The decisions of the High Court in SAAP v Minister for Immigration (2005) 79 ALJR 1009; 215 ALR 162 and VEAL v Minister for Immigration (2005) 80 ALJR 228; 222 ALR 411 restrict the circumstances in which a court may find that a breach of procedural fairness has occurred, but exercise its discretion to refuse relief on the basis that the breach made no difference to the outcome. In the light of these decisions, it appears that relief may no longer be refused on this basis in cases where it is said that the decision-maker is unlikely to have reached a different decision on the merits, or possibly where it is said that the applicant would not have done anything with the opportunity had fairness been provided. Only where the breach could not have affected the outcome for reasons entirely unrelated to the merits of the decision, or where there was an independent ground for the decision unaffected by the breach, is it clear that a court may still decline to grant relief.
Judicial review and bureaucratic impact: Improvement Notices under the Electrical Safety Act 2002 (Qld)

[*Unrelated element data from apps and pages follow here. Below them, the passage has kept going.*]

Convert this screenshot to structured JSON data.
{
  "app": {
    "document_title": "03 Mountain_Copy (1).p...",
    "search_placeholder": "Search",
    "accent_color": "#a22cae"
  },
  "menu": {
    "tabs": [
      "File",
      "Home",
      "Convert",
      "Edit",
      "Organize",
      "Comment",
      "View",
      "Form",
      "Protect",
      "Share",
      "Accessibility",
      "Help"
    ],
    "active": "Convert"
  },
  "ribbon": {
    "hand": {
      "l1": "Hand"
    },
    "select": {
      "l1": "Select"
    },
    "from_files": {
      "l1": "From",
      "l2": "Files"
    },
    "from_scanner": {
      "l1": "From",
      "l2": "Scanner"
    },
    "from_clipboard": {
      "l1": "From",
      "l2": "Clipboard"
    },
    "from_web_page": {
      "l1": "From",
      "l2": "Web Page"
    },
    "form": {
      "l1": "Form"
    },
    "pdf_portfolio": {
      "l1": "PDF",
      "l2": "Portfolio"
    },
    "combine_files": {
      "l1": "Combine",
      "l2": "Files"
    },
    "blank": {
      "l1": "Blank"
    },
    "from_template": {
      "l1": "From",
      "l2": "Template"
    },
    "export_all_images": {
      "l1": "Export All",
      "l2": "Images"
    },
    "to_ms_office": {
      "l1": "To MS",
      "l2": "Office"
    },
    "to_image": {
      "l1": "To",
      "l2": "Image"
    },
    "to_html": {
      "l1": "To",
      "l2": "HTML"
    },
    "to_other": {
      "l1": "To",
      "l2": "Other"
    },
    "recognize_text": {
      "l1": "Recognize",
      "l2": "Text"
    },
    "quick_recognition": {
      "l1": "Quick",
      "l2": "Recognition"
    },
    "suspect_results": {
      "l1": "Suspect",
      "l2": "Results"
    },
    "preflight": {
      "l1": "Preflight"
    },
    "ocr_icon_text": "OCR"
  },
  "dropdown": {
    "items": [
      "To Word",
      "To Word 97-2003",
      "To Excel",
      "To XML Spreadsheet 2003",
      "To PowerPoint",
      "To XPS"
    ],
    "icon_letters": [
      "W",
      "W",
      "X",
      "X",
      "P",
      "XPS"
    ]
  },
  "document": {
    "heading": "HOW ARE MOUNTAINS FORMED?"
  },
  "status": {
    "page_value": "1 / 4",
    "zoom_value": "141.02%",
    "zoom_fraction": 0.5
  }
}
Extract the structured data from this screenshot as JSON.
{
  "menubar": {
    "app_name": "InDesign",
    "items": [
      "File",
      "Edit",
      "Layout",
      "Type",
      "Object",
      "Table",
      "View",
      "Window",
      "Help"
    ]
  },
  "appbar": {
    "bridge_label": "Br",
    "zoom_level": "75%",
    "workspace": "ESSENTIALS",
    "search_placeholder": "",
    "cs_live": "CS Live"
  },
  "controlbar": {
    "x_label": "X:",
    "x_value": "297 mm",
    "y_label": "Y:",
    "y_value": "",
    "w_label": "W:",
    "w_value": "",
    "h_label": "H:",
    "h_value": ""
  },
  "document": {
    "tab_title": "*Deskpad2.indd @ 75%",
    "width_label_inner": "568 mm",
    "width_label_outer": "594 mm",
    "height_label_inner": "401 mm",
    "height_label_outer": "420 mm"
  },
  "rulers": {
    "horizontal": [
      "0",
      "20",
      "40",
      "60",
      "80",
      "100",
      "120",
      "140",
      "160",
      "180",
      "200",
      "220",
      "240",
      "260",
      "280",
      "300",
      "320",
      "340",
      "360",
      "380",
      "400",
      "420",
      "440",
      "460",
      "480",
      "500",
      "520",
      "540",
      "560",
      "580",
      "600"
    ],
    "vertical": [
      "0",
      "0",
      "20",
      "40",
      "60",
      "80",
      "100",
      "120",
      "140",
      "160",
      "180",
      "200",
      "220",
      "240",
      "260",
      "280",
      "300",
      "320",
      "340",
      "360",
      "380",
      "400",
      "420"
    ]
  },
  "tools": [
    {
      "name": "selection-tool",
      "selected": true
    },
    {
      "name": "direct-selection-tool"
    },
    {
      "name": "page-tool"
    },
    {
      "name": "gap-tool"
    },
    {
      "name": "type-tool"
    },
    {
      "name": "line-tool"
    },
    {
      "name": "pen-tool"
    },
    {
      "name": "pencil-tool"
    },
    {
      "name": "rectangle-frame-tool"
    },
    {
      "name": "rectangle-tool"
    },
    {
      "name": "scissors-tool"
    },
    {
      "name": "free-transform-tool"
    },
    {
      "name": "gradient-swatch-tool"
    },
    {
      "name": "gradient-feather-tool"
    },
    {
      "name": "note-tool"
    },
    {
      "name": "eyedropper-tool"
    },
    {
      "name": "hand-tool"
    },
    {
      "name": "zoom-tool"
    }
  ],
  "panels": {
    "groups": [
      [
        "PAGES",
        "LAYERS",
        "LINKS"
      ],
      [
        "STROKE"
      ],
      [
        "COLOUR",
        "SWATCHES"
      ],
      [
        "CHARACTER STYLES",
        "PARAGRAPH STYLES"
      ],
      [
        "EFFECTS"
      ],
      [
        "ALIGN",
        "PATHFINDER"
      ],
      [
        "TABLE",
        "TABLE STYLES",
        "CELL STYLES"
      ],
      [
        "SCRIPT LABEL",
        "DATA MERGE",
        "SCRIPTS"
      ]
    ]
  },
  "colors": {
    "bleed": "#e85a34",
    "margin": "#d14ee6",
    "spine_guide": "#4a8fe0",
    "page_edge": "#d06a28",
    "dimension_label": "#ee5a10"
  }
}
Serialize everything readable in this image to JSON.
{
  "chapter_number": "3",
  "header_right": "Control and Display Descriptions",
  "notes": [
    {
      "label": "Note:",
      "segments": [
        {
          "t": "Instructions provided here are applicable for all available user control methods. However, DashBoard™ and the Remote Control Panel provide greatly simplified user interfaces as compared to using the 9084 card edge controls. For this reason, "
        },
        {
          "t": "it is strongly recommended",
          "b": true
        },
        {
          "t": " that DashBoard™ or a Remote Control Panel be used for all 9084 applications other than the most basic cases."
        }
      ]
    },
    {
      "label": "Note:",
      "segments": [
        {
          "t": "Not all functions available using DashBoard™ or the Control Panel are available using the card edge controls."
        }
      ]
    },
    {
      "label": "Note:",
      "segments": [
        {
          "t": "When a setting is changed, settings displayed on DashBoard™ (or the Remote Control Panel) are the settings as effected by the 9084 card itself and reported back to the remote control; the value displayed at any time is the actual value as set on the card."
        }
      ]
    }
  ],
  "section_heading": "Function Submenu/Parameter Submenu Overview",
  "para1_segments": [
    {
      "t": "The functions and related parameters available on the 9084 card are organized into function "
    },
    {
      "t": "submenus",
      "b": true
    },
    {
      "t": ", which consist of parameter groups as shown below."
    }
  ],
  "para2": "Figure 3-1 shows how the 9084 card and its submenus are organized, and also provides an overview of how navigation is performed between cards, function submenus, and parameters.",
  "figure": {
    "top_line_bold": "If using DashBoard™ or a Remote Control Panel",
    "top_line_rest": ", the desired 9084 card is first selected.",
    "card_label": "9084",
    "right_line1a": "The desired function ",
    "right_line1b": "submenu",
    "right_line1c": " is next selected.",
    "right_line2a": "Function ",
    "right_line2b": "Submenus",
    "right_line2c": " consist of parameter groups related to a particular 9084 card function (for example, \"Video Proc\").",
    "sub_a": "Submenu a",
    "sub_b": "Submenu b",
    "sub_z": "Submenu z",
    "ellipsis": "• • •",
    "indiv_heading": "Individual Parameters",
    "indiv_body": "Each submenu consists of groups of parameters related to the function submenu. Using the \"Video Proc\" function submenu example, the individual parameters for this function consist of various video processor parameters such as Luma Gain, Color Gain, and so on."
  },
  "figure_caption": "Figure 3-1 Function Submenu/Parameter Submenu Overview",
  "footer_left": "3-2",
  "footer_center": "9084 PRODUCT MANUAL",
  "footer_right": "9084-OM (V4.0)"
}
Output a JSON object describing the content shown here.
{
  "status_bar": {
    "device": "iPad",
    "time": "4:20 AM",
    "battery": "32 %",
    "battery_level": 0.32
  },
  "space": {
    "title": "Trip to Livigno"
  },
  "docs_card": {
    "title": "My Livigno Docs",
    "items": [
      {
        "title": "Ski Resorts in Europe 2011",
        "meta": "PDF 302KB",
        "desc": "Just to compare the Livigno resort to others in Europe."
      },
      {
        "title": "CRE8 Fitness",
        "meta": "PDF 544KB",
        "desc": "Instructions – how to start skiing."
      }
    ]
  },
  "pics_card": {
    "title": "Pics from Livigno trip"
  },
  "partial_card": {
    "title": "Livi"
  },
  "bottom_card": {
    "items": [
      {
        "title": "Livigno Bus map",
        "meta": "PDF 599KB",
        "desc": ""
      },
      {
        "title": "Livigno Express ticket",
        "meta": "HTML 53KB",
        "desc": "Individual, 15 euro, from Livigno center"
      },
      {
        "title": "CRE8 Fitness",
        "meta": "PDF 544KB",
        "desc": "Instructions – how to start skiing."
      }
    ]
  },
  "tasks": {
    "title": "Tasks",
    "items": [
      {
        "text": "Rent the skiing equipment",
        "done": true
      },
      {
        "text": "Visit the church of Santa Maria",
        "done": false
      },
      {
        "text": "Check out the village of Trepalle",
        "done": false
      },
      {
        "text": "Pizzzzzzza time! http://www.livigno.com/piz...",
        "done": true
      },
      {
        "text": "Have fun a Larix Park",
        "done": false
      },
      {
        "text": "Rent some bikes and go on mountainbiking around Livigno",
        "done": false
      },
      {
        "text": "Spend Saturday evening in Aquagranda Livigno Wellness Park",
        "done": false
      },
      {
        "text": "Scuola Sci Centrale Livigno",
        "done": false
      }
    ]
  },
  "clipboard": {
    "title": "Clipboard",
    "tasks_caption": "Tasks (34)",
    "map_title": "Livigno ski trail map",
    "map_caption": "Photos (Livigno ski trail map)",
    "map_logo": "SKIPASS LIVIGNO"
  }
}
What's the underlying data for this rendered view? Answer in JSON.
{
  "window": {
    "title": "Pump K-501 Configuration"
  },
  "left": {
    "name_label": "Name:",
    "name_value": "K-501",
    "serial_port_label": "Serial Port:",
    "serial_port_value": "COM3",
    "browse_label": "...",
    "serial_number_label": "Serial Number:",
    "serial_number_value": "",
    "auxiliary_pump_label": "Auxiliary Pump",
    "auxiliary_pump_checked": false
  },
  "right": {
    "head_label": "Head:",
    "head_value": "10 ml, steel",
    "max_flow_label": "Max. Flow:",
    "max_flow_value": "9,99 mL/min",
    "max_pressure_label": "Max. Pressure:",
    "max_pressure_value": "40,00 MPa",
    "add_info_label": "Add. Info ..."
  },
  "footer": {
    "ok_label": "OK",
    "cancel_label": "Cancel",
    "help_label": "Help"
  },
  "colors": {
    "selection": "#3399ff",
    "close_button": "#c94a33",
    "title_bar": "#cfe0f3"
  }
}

It is acknowledged that in any study of judicial review and bureaucratic impact there is a need to set the context of any assessment of judicial review so as to enable formation of a view upon impact (see Sunkin M, "Conceptual Issues in Researching the Impact of Judicial Review on Government Bureaucracies" in Hertogh M and Halliday S (eds), Judicial Review and Bureaucratic Impact: International and Interdisciplinary Perspectives (Cambridge University Press, 2004) p 65). The primary focus of this article therefore is to examine the review of notice decision of the Industrial Court of Queensland in Bailey v Dail  QIC 20 and make suggestions as to the decision's bureaucratic impact. The decision represents the first judicial interpretation of the provisions of the (2006) Electrical Safety Act 2002 (Qld) and the Electrical Safety Regulation 2002 (Q1d) as they relate to the writing of Improvement Notices. The decision also explains the process the court will adopt when asked to review administrative notices.